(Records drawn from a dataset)

****************************************

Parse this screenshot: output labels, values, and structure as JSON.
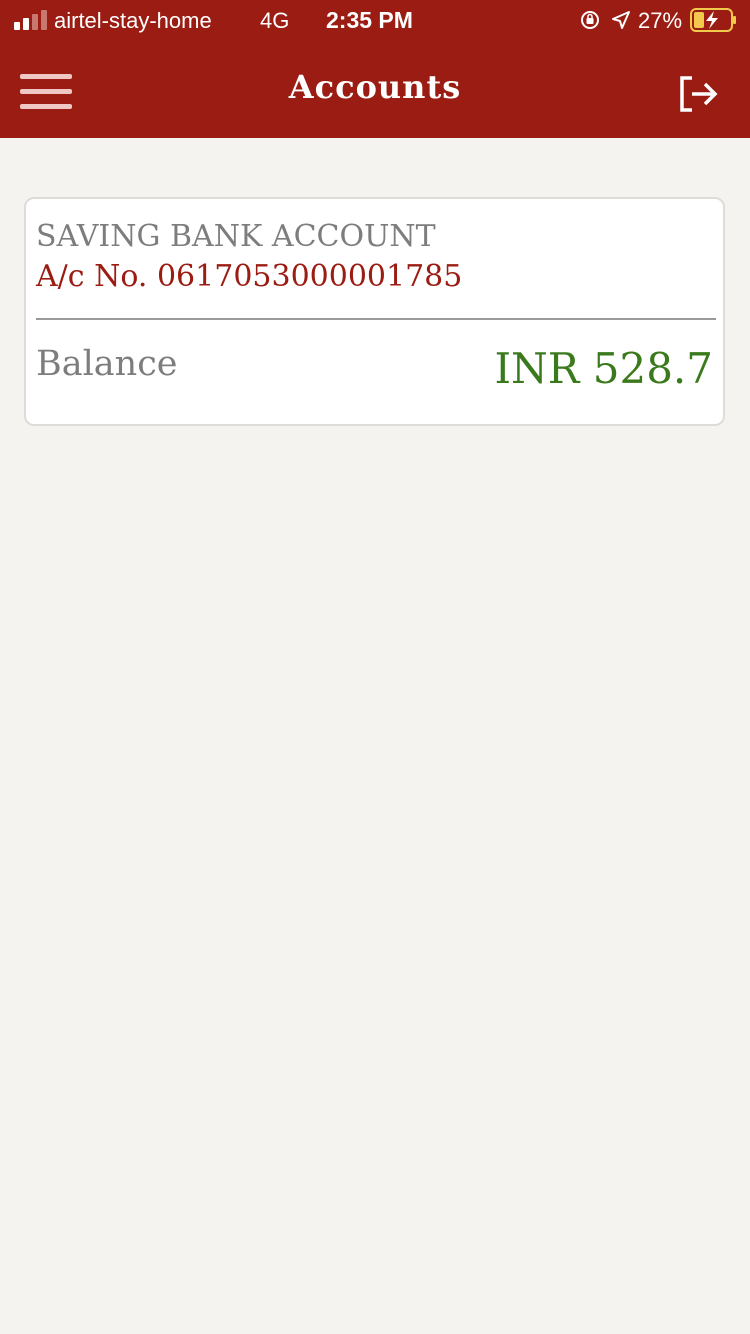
{
  "status_bar": {
    "carrier": "airtel-stay-home",
    "network": "4G",
    "time": "2:35 PM",
    "battery": "27%",
    "signal_icon": "signal-icon",
    "rotation_icon": "rotation-lock-icon",
    "location_icon": "location-arrow-icon",
    "battery_icon": "battery-charging-icon"
  },
  "header": {
    "title": "Accounts",
    "menu_icon": "hamburger-menu-icon",
    "logout_icon": "logout-icon"
  },
  "accounts": [
    {
      "type": "SAVING BANK ACCOUNT",
      "number": "A/c No. 0617053000001785",
      "balance_label": "Balance",
      "balance": "INR 528.7"
    }
  ],
  "colors": {
    "brand": "#9b1c12",
    "background": "#f4f3ef",
    "balance": "#3a7a1c",
    "muted_text": "#7d7d7d"
  }
}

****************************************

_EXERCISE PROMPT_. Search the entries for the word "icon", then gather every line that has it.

_RESULT OF THIS TASK_.
    "signal_icon": "signal-icon",
    "rotation_icon": "rotation-lock-icon",
    "location_icon": "location-arrow-icon",
    "battery_icon": "battery-charging-icon"
    "menu_icon": "hamburger-menu-icon",
    "logout_icon": "logout-icon"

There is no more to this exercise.